Data records for software interfaces
╭──

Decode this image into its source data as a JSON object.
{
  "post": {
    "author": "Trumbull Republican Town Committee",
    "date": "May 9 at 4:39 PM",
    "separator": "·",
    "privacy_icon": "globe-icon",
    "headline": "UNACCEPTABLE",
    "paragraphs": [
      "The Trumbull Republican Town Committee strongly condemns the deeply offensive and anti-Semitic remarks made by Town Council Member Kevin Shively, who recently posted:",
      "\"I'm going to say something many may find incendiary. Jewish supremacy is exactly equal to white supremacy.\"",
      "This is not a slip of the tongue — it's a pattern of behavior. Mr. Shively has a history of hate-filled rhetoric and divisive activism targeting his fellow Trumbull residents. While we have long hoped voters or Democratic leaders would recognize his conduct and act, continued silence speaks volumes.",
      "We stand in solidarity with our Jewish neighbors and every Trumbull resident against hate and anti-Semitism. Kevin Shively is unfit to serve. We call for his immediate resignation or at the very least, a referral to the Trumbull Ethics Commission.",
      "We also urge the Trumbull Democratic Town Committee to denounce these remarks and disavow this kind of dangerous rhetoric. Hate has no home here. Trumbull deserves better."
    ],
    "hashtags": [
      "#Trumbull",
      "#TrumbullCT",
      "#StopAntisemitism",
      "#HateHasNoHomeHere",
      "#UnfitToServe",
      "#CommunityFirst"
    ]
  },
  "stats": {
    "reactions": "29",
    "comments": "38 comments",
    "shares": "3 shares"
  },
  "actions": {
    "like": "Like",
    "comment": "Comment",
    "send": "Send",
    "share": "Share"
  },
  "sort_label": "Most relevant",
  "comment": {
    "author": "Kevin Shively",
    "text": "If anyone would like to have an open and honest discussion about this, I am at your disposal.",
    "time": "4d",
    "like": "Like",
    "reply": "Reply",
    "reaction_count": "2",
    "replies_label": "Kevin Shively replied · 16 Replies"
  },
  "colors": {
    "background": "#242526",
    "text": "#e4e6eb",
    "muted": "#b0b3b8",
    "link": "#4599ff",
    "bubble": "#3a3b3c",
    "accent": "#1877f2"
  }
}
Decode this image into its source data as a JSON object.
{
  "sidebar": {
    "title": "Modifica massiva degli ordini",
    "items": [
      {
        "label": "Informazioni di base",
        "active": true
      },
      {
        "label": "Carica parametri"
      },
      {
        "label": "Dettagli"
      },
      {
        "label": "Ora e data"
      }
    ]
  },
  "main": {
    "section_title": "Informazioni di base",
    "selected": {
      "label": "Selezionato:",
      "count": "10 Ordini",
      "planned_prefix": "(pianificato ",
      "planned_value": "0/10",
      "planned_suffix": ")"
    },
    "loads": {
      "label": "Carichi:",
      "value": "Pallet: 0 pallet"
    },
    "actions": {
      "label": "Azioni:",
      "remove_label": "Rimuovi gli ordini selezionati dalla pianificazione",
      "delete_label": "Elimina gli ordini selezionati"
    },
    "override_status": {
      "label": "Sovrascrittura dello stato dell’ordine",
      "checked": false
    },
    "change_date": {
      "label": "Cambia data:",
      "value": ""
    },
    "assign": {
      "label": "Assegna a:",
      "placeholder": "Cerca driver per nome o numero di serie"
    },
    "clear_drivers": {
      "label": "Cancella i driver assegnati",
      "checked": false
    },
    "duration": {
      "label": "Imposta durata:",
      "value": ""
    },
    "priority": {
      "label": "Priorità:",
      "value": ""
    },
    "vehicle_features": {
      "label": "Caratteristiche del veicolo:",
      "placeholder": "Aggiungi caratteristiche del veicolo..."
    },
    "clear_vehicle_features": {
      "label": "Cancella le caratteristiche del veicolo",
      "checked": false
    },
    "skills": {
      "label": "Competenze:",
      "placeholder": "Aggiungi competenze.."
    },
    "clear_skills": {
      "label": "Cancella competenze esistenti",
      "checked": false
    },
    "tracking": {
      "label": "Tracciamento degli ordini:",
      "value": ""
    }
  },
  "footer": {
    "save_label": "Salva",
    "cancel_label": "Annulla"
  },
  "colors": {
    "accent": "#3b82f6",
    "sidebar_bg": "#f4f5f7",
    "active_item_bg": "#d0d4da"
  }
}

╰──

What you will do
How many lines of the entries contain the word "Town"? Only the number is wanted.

Answer box
3